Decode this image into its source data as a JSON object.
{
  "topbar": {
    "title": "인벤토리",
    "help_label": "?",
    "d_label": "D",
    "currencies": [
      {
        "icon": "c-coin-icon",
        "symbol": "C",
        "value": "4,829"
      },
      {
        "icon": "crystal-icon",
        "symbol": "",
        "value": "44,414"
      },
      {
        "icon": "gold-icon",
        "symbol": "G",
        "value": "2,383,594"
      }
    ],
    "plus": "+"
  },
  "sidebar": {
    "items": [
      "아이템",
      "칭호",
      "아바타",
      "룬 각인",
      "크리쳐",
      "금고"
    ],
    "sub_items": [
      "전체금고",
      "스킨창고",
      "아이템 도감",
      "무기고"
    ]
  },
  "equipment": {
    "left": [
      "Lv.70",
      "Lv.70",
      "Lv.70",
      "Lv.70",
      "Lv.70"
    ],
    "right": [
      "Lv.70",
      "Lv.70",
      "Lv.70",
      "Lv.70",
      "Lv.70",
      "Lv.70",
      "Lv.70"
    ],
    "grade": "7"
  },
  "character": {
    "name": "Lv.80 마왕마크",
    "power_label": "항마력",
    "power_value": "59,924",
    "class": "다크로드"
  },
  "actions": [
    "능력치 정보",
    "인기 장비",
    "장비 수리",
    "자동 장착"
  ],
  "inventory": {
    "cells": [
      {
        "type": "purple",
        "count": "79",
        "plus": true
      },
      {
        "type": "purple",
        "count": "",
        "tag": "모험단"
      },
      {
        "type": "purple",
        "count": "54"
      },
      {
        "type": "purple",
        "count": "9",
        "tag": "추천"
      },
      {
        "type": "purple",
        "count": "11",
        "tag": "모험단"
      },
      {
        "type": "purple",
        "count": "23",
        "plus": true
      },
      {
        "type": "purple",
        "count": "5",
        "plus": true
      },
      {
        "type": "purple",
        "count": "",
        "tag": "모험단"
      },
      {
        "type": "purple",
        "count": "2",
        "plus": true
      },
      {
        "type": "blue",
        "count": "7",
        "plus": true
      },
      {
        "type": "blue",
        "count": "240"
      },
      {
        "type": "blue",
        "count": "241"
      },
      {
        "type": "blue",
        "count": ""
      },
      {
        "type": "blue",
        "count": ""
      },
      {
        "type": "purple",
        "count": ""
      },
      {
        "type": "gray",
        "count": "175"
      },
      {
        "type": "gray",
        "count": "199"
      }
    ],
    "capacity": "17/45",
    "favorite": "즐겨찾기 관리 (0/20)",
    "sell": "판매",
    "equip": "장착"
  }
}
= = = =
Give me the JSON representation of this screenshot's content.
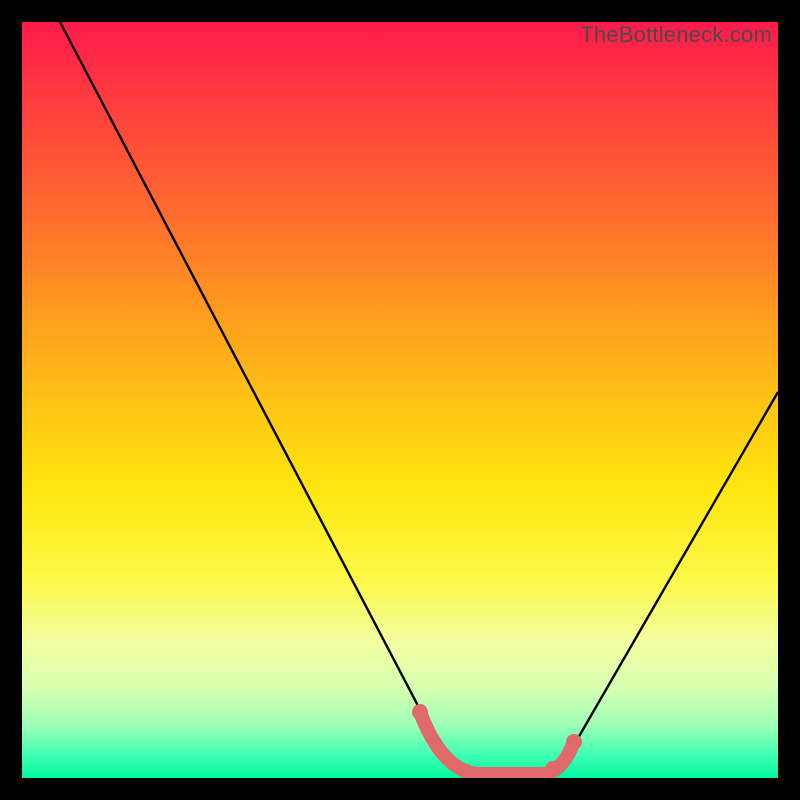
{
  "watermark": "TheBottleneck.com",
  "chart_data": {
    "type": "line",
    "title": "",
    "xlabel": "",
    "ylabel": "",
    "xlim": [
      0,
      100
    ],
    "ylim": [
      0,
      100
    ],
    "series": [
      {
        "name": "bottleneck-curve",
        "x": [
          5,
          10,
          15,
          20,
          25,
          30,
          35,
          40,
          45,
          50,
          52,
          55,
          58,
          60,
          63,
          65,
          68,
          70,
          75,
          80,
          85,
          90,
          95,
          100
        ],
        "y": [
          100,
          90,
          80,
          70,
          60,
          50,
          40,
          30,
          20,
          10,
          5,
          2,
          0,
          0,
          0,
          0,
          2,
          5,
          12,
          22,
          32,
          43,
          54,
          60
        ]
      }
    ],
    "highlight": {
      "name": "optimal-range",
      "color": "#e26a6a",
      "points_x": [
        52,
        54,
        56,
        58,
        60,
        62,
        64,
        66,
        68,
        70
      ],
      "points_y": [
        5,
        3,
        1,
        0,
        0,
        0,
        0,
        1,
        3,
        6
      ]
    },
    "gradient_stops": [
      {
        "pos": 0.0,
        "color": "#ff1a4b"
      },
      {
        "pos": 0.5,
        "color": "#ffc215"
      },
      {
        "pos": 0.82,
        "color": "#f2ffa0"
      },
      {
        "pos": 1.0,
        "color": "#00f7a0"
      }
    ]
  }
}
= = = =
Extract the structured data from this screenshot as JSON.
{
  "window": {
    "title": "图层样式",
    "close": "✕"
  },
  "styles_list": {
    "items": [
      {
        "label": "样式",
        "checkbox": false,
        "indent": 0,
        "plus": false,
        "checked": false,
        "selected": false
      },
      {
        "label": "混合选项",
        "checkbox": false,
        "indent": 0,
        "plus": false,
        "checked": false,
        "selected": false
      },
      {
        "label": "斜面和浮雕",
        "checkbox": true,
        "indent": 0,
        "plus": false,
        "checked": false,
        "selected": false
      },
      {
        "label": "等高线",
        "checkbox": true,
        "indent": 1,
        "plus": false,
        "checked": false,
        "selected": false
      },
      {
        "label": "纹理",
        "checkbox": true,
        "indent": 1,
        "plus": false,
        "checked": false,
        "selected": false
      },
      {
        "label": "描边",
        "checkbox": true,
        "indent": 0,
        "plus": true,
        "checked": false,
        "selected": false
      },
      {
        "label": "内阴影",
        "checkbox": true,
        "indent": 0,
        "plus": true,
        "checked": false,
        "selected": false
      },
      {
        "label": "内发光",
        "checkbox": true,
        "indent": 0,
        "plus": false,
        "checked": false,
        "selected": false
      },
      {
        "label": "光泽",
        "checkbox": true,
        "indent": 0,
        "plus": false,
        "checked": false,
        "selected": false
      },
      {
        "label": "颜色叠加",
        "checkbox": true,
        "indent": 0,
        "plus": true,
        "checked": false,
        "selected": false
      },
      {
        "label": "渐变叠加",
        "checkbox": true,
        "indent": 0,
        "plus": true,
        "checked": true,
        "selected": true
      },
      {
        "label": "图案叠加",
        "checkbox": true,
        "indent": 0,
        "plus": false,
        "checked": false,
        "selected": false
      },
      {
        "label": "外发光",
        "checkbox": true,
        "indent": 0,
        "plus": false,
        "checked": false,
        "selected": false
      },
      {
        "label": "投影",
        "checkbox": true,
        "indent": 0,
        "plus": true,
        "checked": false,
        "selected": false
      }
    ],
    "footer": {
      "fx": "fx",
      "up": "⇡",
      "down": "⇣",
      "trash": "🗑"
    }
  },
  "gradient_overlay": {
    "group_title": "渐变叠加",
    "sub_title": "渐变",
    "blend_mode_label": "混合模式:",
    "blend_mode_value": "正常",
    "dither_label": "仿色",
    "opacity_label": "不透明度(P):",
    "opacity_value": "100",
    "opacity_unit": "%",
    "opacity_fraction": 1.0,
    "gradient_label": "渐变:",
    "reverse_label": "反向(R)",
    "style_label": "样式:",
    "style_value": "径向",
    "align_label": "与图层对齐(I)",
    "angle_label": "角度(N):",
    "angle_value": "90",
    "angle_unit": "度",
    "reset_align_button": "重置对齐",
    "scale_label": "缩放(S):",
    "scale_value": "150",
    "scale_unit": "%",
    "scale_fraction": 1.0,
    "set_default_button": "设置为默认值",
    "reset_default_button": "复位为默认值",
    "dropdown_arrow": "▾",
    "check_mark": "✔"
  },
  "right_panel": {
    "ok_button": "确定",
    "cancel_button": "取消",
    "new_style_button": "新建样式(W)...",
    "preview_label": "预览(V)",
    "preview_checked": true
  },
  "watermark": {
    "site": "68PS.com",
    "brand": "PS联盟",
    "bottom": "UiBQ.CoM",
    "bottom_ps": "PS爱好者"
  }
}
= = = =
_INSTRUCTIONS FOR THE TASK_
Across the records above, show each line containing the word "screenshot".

_RESULT BELOW_
Give me the JSON representation of this screenshot's content.
Extract the structured data from this screenshot as JSON.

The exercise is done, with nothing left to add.